"He's a very humble kid. What else can you ask [for] but that? When I left I could have helped them out, been a backup for him, but [the Giants] didn't think that way. They thought I was going to be mad, and they said the Rangers were interested in trading for me."
—Rangers catcher Bengie Molina on his willingness to be a backup for Buster Posey with the Giants. (Brittany Ghiroli, MLB.com)
IF DUSTY BAKER CAN GET HIRED, THE DREAM LIVES ON
"I really felt slighted. Maybe I did something. I'm a headstrong guy and maybe rubbed people the wrong way. That's on the table, too.''
—new Cubs manager Mike Quade on getting passed over in the A's organization.
"We are glad to have Dale returning. His work ethic and passion for the role he has with our hitters has not gone unnoticed. The managers we have interviewed also recognize what Dale has accomplished with our hitters."
—Brewers general manager Doug Melvin, on signing hitting coach Dale Sveum to a two-year extension.
"Everybody handles things. I think I’ve been fired four times, maybe five. Look, baseball life — there’s ups and downs, I’m on a high right now and there are lows, too. It always made me stronger and never deterred me in trying to get better and being a better coach or a manager."
"I really feel at this point in my life, that I may be able to have an even bigger impact on a ballclub. I'm not underemphasizing the importance that a coach has. That's a huge responsbility for a major-league coach and I don't downplay that. But at the same time, I would like to advance to a point where I've got my hands on a little bit of everything."
—Blue Jays third base coach Brian Butterfield, on being passed over for the position of manager. (Jordan Bastian, MLB.com)
"It's a huge opportunity and it's a huge responsibility. I'm going to embrace it. For a guy who loves baseball and has loved it his whole life, this is a dream opportunity for me, to kind of hone in on a franchise and build it the way I see fit. I'm very humbled by it. I'm very honored by it."
—Nationals general manager Mike Rizzo, on his five-year contract extension. (Adam Kilgore, Washington Post)
"When I'm on the field my one thought is to completely annihilate you and do everything in my power to make you fail. I don't have a single thought about what my hair looks like, what my shoes look like, why my shirt's unbuttoned. I don't care who you are or what you've done in this game. Right now it's a one-on-one battle and nothing's going to stop me from doing what I need to do to get the game over. I got three chances to get you out, three strikes. I got four chances to walk you. I like my odds. If I can't get that guy, I'll get the next guy."
—Wilson. (Bob Nightengale, USA Today)

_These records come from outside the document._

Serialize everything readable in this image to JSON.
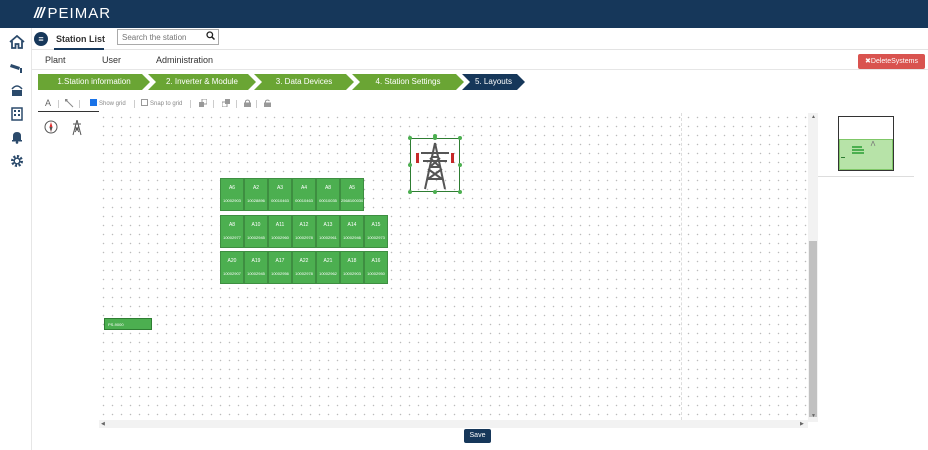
{
  "app": {
    "brand": "PEIMAR"
  },
  "sidebar": {
    "icons": [
      "home-icon",
      "camera-icon",
      "inverter-icon",
      "building-icon",
      "bell-icon",
      "gear-icon"
    ]
  },
  "header": {
    "title": "Station List",
    "search_placeholder": "Search the station"
  },
  "tabs": [
    {
      "label": "Plant"
    },
    {
      "label": "User"
    },
    {
      "label": "Administration"
    }
  ],
  "actions": {
    "delete_label": "✖DeleteSystems",
    "save_label": "Save"
  },
  "steps": [
    {
      "label": "1.Station information",
      "state": "done"
    },
    {
      "label": "2. Inverter & Module",
      "state": "done"
    },
    {
      "label": "3. Data Devices",
      "state": "done"
    },
    {
      "label": "4. Station Settings",
      "state": "done"
    },
    {
      "label": "5. Layouts",
      "state": "active"
    }
  ],
  "toolbar": {
    "text_tool": "A",
    "show_grid_label": "Show grid",
    "show_grid_checked": true,
    "snap_grid_label": "Snap to grid",
    "snap_grid_checked": false
  },
  "canvas": {
    "modules_row1": [
      {
        "name": "A6",
        "serial": "10002903"
      },
      {
        "name": "A2",
        "serial": "10028896"
      },
      {
        "name": "A3",
        "serial": "00010463"
      },
      {
        "name": "A4",
        "serial": "00010463"
      },
      {
        "name": "A8",
        "serial": "00010035"
      },
      {
        "name": "A5",
        "serial": "2568100030"
      }
    ],
    "modules_row2": [
      {
        "name": "A8",
        "serial": "10002977"
      },
      {
        "name": "A10",
        "serial": "10002945"
      },
      {
        "name": "A11",
        "serial": "10002960"
      },
      {
        "name": "A12",
        "serial": "10002978"
      },
      {
        "name": "A13",
        "serial": "10002961"
      },
      {
        "name": "A14",
        "serial": "10002946"
      },
      {
        "name": "A15",
        "serial": "10002973"
      }
    ],
    "modules_row3": [
      {
        "name": "A20",
        "serial": "10002907"
      },
      {
        "name": "A19",
        "serial": "10002945"
      },
      {
        "name": "A17",
        "serial": "10002956"
      },
      {
        "name": "A22",
        "serial": "10002978"
      },
      {
        "name": "A21",
        "serial": "10002962"
      },
      {
        "name": "A18",
        "serial": "10002903"
      },
      {
        "name": "A16",
        "serial": "10002950"
      }
    ],
    "inverter_label": "PS-9000"
  },
  "colors": {
    "brand": "#16375a",
    "step_done": "#6aa534",
    "module": "#4caf50",
    "danger": "#d9534f"
  }
}
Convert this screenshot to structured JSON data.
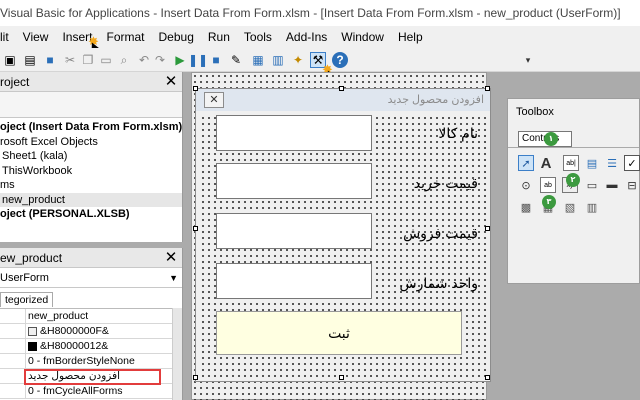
{
  "window": {
    "title": "Visual Basic for Applications - Insert Data From Form.xlsm - [Insert Data From Form.xlsm - new_product (UserForm)]"
  },
  "menu": [
    "lit",
    "View",
    "Insert",
    "Format",
    "Debug",
    "Run",
    "Tools",
    "Add-Ins",
    "Window",
    "Help"
  ],
  "project_panel": {
    "header": "roject",
    "items": [
      {
        "text": "oject (Insert Data From Form.xlsm)",
        "bold": true
      },
      {
        "text": "rosoft Excel Objects",
        "bold": false
      },
      {
        "text": "Sheet1 (kala)",
        "bold": false
      },
      {
        "text": "ThisWorkbook",
        "bold": false
      },
      {
        "text": "ms",
        "bold": false
      },
      {
        "text": "new_product",
        "bold": false
      },
      {
        "text": "oject (PERSONAL.XLSB)",
        "bold": true
      }
    ]
  },
  "properties_panel": {
    "header": "ew_product",
    "object_select": "UserForm",
    "tab": "tegorized",
    "rows": [
      "new_product",
      "&H8000000F&",
      "&H80000012&",
      "0 - fmBorderStyleNone",
      "افزودن محصول جدید",
      "0 - fmCycleAllForms"
    ]
  },
  "userform": {
    "caption": "افزودن محصول جدید",
    "fields": [
      {
        "label": "نام کالا"
      },
      {
        "label": "قیمت خرید"
      },
      {
        "label": "قیمت فروش"
      },
      {
        "label": "واحد شمارش"
      }
    ],
    "submit_label": "ثبت"
  },
  "toolbox": {
    "title": "Toolbox",
    "tab": "Controls",
    "badges": [
      "۱",
      "۲",
      "۳"
    ]
  },
  "colors": {
    "highlight_border": "#e23c3c",
    "submit_bg": "#ffffe1",
    "marker": "#3c9a3f"
  }
}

"The only thing I know right now is I love taking the mound every fifth day. Unfortunately, there’s a lot of other stuff that, at this point and this stage of my life, I don’t like about baseball."

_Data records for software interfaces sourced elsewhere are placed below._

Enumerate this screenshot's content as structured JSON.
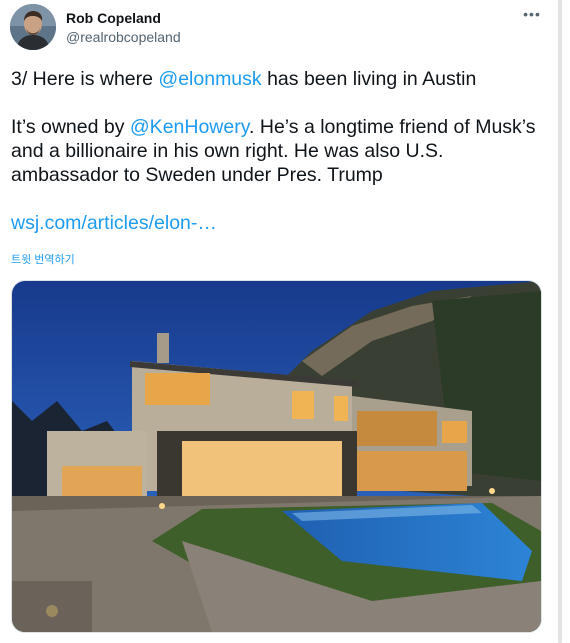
{
  "tweet": {
    "author_name": "Rob Copeland",
    "author_handle": "@realrobcopeland",
    "more_icon": "more-horizontal-icon",
    "line1_prefix": "3/ Here is where ",
    "line1_mention": "@elonmusk",
    "line1_suffix": " has been living in Austin",
    "para2_prefix": "It’s owned by ",
    "para2_mention": "@KenHowery",
    "para2_suffix": ". He’s a longtime friend of Musk’s and a billionaire in his own right. He was also U.S. ambassador to Sweden under Pres. Trump",
    "link_text": "wsj.com/articles/elon-…",
    "translate_label": "트윗 번역하기",
    "accent_color": "#1d9bf0"
  }
}
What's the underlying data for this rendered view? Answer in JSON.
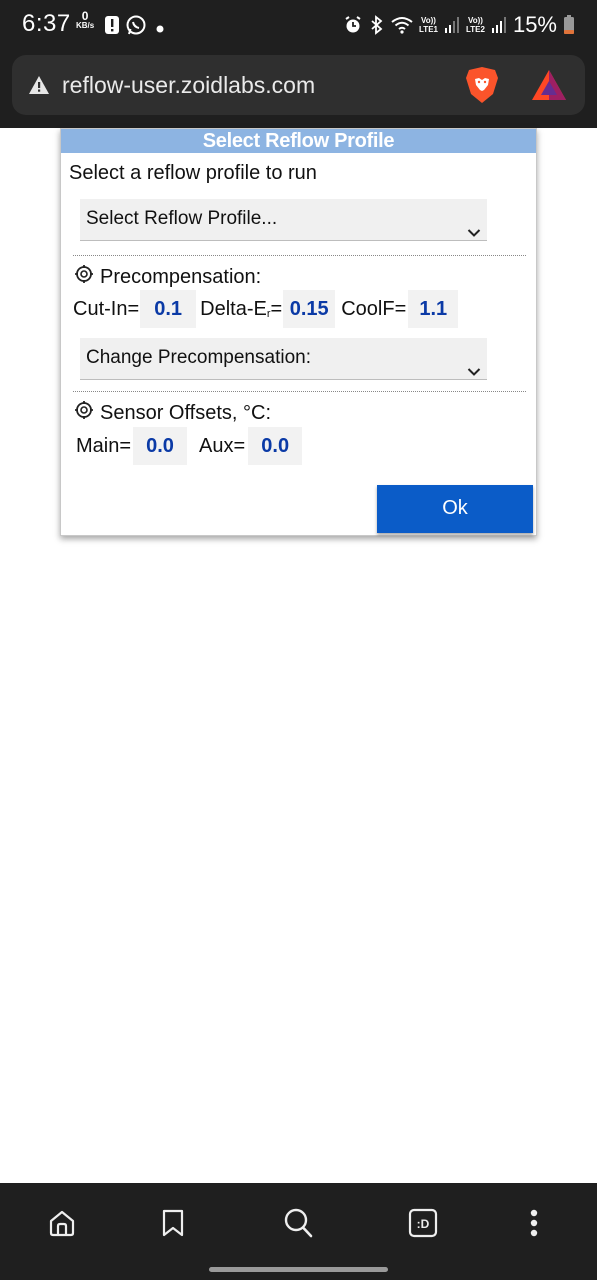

—Yankees left-hander Andy Pettitte on the possibility of retirement. (Ben Shpigel, The New York Times)
"I enjoyed my time as hitting coach a great deal. The players were great and I can't think of a better coaching staff to work with. They were outstanding. At this point in time, I'm unable to commit to a full season of putting in the time that is necessary to be effective in that role. But I do look forward to continuing to work with the Astros."

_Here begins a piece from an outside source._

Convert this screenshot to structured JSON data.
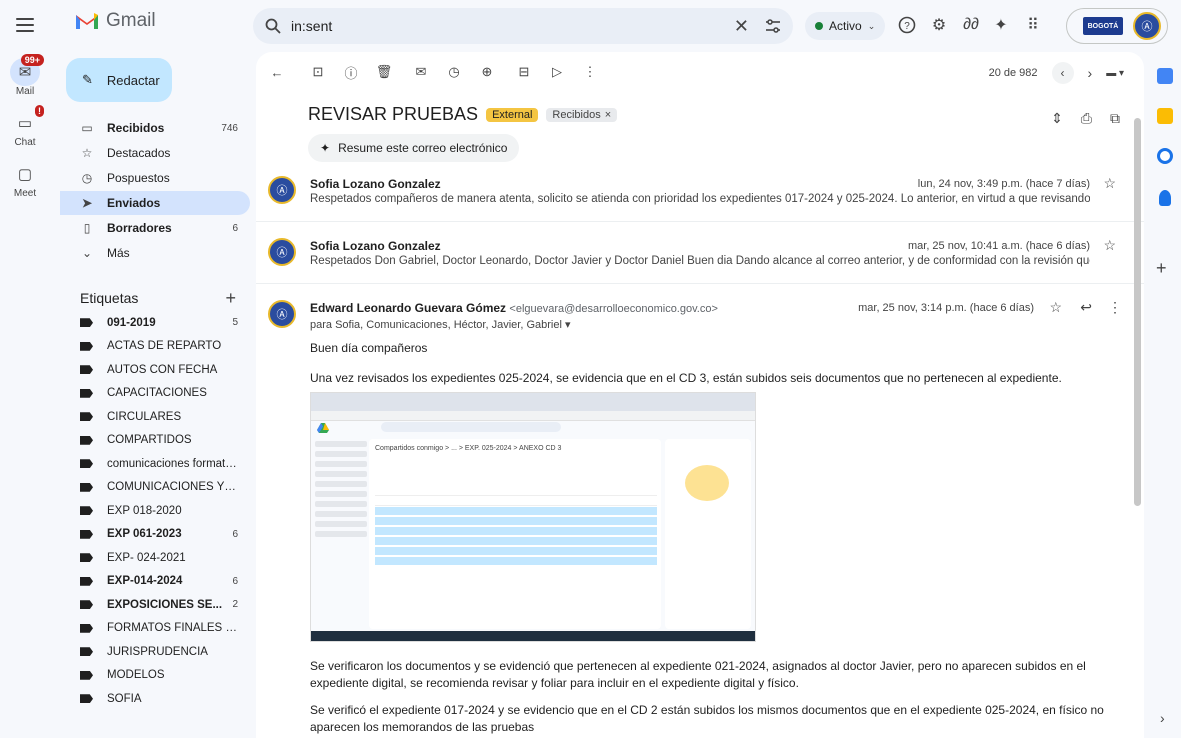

—hitting coach Jeff Bagwell on deciding not to return in that capacity in 2011. (Brian McTaggart, MLB.com)
"Did I ever find my swing? My swing never left. Well, I guess I didn’t find it. I mean, if you hit 31 home runs and 108 RBIs you must have found something."
—Howard on comments by his Phillies manager Charlie Manuel that he lost his swing. (Tyler Kepner, The New York Times)
"I felt really good at the plate and I was not really jumpy at all. I didn't feel overmatched at all. They came after me and I really appreciate that. I thank all of them for coming at me and facing me with the fastball and offspeed."
—Nationals outfield propsect Bryce Harper, on his debut in the Arizona Fall League. (John Nestor, All Headline News)
Alex Carnevale is a contributor to Baseball Prospectus.